→ What the task requires:
Scan the material below and copy every line holding the word "Angle".
##############################
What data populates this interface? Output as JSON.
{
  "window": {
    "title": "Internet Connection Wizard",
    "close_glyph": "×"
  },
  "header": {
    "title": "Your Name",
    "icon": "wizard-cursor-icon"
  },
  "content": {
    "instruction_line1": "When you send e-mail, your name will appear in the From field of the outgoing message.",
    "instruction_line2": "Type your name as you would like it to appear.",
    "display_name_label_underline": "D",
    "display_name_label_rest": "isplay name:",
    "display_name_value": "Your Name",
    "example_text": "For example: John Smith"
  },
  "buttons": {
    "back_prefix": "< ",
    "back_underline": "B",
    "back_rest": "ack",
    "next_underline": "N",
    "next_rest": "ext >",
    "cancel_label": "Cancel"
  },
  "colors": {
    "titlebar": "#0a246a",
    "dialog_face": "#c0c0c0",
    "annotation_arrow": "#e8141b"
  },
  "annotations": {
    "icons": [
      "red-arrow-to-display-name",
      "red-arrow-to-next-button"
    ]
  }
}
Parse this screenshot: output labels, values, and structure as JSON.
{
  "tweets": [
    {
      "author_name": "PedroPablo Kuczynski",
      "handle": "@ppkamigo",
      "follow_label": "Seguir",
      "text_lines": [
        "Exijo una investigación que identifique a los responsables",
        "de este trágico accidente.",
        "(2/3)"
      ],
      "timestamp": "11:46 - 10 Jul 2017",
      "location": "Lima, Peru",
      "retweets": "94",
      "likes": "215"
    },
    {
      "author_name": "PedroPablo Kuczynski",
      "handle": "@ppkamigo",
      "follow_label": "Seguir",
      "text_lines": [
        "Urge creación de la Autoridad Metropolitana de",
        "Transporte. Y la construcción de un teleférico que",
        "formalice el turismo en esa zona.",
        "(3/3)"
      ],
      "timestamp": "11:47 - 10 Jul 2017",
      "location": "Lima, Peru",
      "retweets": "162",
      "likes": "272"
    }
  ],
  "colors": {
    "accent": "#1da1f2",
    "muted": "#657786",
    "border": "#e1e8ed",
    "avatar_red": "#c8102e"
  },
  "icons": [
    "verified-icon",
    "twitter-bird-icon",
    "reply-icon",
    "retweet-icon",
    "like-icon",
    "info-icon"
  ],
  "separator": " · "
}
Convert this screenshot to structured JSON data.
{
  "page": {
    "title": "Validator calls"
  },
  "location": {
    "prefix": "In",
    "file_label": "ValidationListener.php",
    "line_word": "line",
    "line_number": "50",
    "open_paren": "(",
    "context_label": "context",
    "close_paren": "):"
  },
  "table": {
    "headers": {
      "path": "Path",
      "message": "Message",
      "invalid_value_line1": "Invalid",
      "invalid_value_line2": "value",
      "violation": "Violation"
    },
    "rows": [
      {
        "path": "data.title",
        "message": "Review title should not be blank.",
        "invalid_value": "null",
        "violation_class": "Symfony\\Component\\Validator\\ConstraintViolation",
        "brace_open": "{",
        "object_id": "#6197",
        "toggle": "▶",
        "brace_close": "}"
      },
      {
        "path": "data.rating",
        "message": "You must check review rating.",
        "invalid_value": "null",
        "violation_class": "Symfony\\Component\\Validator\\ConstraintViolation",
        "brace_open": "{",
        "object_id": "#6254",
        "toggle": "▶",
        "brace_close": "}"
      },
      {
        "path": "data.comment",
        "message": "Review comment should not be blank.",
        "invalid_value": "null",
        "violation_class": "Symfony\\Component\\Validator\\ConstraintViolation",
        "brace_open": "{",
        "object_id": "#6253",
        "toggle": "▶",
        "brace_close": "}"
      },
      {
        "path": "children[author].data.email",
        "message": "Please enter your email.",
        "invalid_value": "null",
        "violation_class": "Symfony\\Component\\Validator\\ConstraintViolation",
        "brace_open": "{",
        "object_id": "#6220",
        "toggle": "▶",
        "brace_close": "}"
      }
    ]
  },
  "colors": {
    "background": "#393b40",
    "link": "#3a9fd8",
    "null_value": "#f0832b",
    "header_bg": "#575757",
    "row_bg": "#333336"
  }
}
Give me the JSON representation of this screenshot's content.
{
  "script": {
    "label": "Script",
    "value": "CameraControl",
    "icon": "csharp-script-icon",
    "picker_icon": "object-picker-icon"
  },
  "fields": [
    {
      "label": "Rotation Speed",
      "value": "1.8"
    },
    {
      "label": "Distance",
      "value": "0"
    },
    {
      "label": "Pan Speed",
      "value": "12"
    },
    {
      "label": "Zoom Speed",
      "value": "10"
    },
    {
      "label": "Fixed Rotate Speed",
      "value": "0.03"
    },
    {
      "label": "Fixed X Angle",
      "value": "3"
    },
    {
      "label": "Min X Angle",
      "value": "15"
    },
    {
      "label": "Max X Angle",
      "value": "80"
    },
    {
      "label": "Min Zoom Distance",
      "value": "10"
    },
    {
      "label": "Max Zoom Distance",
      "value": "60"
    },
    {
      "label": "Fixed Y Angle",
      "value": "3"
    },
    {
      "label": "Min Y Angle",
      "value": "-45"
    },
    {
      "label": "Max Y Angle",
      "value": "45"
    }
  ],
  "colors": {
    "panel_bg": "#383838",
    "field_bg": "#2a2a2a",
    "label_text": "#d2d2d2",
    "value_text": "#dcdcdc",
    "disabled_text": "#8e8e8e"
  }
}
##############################
→ Result of the task:
      "label": "Fixed X Angle",
      "label": "Min X Angle",
      "label": "Max X Angle",
      "label": "Fixed Y Angle",
      "label": "Min Y Angle",
      "label": "Max Y Angle",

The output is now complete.